Roanoke is a twice-lost colony. First its settlers disappeared—some 110 men, women, and children who vanished almost without a trace. Ever since, it has been neglected by history, and few Americans of today are aware that the English tried and failed to colonize this continent long before the Pilgrims landed at Plymouth. Four hundred years ago, between 1584 and 1587, Sir Walter Raleigh and his associates made two attempts to establish a settlement on Roanoke Island, in North Carolina’s Outer Banks. One colony returned to England; the other disappeared in America.Read more »

Britain’s Yankee Whaling Town

The curious story of Milford Haven

Milford Haven is the name of both a town and a natural harbor set in the rolling hills of southern Wales some 250 miles west of London. Once famous for its trawling fleet, it is now a major terminal for supertankers bringing crude oil from the Persian Gulf. Read more »

Lord Bryce

Few men—foreign or native born—have ever understood us better than this infinitely curious, inveterate Visitor from England

When James Bryce presented his credentials as ambassador from Great Britain to President Theodore Roosevelt in 1907, he probably knew more about the nation to which he had been sent than any foreign envoy in Washington before or since.Read more »

The Lion’s-eye View

A British Officer Portrays Colonial America

We owe a considerable debt to the British army for our visual perception of the eighteenth-century American scene. Among the officers London posted to North America were a number skilled with sketch pad and paintbrush who spent off-duty hours recording the landscape around them and the campaigns in which they fought. None of these soldier-artists was more observant than Thomas Davies, Royal Artillery. Read more »

His Most Detestable High Mightiness

Besides being a bigot, a fop, and a thief, the British governor Lord Cornbury, had some peculiar fetishes

Despite their many differences, Queen Anne’s North American colonies all shared a decent respect for propriety—or at least the appearance thereof. Why, then, did the early-eighteenth-century inhabitants of New York and New Jersey put up for years with a governor who paraded about in women’s clothes? One reason, no doubt, was that they were impressed by the governor’s royal connections and hoped to derive some benefit from them.Read more »

To The Manor Born

In 1639 an Englishman named Lion Gardiner singled out a piece of the New World and removed his family thereto—his very own island off the Connecticut coast. And despite invasions of pirates, treasure hunters, and British soldiers, Gardiners Island has remained in the hands of that family ever since. Because of Lion’s shrewd investment his descendants have indeed been

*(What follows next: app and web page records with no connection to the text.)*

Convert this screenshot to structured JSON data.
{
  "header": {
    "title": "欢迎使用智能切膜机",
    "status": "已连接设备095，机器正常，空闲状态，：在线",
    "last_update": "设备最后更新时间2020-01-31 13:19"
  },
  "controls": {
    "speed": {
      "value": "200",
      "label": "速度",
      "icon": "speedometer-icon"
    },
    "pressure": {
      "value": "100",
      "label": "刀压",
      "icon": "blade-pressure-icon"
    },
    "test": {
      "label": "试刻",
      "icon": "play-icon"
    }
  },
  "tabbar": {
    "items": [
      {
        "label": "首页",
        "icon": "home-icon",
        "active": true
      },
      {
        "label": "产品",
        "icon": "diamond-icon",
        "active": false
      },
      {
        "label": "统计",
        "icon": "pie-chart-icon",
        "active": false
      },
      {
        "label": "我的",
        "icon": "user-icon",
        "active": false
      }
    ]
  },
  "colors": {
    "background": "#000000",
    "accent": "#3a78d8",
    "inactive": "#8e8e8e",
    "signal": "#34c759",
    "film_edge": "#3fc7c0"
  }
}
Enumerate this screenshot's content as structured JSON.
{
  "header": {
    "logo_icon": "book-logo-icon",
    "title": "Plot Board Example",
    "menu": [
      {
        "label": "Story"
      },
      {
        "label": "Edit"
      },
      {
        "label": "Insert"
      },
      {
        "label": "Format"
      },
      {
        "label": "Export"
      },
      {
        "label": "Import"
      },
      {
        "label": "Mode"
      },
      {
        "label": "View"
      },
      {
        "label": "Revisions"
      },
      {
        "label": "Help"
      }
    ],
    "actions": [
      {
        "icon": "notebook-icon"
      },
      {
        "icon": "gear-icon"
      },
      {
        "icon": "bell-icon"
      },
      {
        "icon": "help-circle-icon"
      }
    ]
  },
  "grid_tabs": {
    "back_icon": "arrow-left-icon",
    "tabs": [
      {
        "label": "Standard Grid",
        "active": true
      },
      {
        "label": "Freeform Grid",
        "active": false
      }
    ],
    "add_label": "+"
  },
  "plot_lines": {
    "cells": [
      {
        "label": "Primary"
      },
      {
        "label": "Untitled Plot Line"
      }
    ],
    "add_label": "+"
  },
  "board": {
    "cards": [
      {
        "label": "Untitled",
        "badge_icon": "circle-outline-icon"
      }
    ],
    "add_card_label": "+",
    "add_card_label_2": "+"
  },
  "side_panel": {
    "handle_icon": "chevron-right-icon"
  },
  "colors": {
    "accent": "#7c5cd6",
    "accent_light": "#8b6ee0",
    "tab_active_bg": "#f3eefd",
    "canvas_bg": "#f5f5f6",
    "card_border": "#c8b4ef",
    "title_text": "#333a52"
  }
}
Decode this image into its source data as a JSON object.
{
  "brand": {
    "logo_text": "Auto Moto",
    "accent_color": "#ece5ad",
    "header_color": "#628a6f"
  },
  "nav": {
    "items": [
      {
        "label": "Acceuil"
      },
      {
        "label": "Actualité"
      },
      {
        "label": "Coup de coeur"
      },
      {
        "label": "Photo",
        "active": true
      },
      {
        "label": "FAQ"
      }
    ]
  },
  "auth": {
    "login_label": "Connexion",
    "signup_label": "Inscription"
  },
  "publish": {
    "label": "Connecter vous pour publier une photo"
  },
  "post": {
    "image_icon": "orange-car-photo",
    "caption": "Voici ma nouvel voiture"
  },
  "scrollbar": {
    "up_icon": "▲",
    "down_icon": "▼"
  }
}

Robert David Lion Gardiner is a large landowner on Long Island, a successful developer and an impassioned preservationist. What makes Mr. Gardiner exceptional is that he also represents the eleventh generation of a family which has continuously owned the same land since 1639, making the Gardiners the oldest nonaboriginal landowners in America as well as the first American family to found a still-flourishing fortune based primarily on land. Were Long Island still a province of Great Britain, as it was for nearly a hundred and twenty years, Mr.Read more »

Flamborough Head

Eighth in a series of paintings for AMERICAN HERITAGE

On September 23, 1779, Captain John Paul Jones, wallowing along the English coast in the unwieldy Bonhomme Richard , met the British frigate Serapis . The battle that followed remains one of the most extraordinary single ship actions in history. The Richard had been a weary old French Indiaman, condemned for rot, when Jones took her over.Read more »

Fox Hunting In America

Riding to hounds has been as much of a sport among well-to-do Americans as among the British gentry

Ask anyone where fox hunting originated and odds are he will respond promptly, “Why, the British Isles, of course.” Indeed, the cry of “Tallyho!” conjures up visions of Lord or Lady Poddlesmere galloping across the English countryside, leaping mammoth hedges for hours on end, and sipping strong waters around the fireside at the end of the day. As it turns out, though, we Americans can lay just as much claim to pioneering the sport as our cousins across the Atlantic, and probably no one will ever know for sure who is entitled to the honors. Read more »